‘Out-a-door haffi open back’ - Entertainment stakeholders worried about industry’s profitability for 2021 and beyond
Carlette DeLeon, managing director of public relations firm Breakthrough Communications, believes that outdoor social activities must reopen fully in order for Jamaica’s entertainment industry – which has taken a hit due to the restrictions caused by the COVID-19 pandemic – to be profitable in 2021 and 2022.
“I am worried about 2021 and 2022 and the future. I certainly agree that there will always be a place for the virtual space, but in order to have our livelihoods restored, out-a-door haffi open back,” DeLeon said on Wednesday while addressing a forum on entertainment as a business, during the Jamaica Social Investment Fund’s (JSIF) three-day online-hosted Virtual Entrepreneurship Expo 2021.
“We have to have concerts and parties, and even with the COVID-19 vaccine I do not think the numbers are going to come back in the near future. Maybe it will happen long-term because when the flu happened in 1918, people eventually came out, but I do not see 2021, 2022, and 2023 being banner-years for the entertainment industry in terms of revenue,” DeLeon added.
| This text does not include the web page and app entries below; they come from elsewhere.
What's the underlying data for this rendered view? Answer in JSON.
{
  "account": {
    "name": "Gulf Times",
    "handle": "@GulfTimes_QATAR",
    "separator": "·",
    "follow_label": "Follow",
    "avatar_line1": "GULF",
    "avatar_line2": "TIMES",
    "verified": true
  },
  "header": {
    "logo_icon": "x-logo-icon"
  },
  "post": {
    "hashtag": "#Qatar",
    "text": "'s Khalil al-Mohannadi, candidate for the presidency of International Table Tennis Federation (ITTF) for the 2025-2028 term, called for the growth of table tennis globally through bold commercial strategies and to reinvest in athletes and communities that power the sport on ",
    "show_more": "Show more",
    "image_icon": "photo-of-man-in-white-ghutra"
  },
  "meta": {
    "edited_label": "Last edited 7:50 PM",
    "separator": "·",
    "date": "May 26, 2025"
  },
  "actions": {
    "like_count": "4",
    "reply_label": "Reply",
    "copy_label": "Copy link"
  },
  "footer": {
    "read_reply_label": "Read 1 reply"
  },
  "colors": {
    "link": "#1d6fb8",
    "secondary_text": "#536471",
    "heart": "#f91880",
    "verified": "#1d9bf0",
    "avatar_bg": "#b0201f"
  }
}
DeLeon further noted that multiple stakeholders, including small-scale business operators and entrepreneurs, would under normal circumstances be able to benefit from a fully-booked event.
“When the entertainment industry was put on pause for a long period of time in 2020, there were thousands of people who lost their livelihood, including the lady who sells corn outside the stadium when I got to an event. There is so much business to be generated by entertainment that people need to understand it is not a hobby,” said DeLeon.
That stance was supported by Andrew Bellamy, the chief executive officer of Xaymaca International, who argued that only five per cent of the approximately 75,000 persons employed in the entertainment industry could successfully transition their work to an online platform.
“How many deejays, promoters, and other stakeholders in the business can transition to this virtual experience and monetise it? It would probably be about five per cent of them, at best, but what happens to the others?” asked Bellamy.
“The stakeholders need to educate the public, and actually push the government to accept and realise that entertainment is just as important as the other industries and that it plays a big role in the economy, and from there, more structures can come into place.”
Last May, two months after the outbreak of the COVID-19 pandemic in Jamaica, it was revealed that the local entertainment industry had suffered a $26 billion loss up to that point, and that 95.5 per cent of respondents to a survey by the Ministry of Culture, Gender, Entertainment and Sport had experienced a loss of income.
This article has been corrected, the Spanish flu pandemic occurred in 1918,.